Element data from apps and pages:
---*---

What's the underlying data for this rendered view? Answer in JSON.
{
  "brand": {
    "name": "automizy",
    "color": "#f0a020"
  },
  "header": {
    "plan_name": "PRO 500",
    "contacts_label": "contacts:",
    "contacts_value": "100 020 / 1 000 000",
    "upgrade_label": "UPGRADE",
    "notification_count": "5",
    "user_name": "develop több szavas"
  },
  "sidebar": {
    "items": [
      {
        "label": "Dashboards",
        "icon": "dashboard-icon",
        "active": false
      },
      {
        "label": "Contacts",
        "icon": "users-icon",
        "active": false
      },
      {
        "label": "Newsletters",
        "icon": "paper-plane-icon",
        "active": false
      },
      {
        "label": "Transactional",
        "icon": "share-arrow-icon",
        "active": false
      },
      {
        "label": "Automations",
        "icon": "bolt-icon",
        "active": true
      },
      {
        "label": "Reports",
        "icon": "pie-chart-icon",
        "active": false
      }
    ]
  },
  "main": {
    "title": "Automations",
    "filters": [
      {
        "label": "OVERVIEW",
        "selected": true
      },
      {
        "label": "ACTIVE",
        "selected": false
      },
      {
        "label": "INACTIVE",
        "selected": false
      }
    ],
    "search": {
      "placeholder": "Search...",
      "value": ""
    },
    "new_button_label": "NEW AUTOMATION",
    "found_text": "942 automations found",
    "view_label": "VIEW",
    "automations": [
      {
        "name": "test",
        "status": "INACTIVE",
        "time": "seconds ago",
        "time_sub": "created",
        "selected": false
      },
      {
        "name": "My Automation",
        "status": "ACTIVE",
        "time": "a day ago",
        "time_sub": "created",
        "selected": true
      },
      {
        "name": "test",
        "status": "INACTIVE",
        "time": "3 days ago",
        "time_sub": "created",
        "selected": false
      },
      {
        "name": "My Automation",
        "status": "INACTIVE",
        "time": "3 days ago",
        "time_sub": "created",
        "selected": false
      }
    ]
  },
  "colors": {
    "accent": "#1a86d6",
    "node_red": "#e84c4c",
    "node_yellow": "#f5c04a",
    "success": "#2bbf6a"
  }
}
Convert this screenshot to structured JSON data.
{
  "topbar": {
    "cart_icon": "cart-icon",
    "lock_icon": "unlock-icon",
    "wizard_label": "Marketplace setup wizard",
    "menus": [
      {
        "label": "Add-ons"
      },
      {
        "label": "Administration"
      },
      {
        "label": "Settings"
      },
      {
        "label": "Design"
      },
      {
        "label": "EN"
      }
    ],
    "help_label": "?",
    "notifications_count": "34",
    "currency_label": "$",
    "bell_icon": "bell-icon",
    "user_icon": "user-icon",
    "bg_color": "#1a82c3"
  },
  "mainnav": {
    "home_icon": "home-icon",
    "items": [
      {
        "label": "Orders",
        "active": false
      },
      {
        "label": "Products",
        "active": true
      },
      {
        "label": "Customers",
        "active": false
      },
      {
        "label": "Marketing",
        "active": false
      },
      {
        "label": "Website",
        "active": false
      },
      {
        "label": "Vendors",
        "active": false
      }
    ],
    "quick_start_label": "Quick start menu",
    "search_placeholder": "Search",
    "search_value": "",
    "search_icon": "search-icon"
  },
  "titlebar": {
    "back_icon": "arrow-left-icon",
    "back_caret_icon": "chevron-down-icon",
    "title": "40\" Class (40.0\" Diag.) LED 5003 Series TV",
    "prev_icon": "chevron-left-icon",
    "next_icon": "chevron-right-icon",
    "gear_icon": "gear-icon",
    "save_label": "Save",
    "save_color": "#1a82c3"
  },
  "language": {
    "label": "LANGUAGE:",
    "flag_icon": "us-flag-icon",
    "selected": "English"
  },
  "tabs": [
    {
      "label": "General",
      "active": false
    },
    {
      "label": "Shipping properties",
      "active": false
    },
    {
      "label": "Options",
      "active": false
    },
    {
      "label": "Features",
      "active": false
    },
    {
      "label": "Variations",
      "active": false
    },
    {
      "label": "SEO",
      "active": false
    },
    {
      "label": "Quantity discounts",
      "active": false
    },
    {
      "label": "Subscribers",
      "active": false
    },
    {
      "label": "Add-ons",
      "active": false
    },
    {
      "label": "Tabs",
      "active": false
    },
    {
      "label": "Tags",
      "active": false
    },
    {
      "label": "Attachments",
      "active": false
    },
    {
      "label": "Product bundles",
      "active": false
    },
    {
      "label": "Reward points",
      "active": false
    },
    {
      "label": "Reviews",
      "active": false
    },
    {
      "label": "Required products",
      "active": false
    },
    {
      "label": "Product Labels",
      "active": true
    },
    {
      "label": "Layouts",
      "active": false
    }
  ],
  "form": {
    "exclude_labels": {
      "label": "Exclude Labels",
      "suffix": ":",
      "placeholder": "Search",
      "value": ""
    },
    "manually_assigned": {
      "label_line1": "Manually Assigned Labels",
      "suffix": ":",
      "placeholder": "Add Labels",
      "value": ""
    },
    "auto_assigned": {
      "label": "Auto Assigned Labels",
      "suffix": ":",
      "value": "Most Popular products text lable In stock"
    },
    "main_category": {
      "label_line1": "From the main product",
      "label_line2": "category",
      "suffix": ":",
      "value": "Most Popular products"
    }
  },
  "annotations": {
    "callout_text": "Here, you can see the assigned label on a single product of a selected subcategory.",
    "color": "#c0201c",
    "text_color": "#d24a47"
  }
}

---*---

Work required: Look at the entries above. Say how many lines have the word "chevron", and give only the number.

Response to this task: 3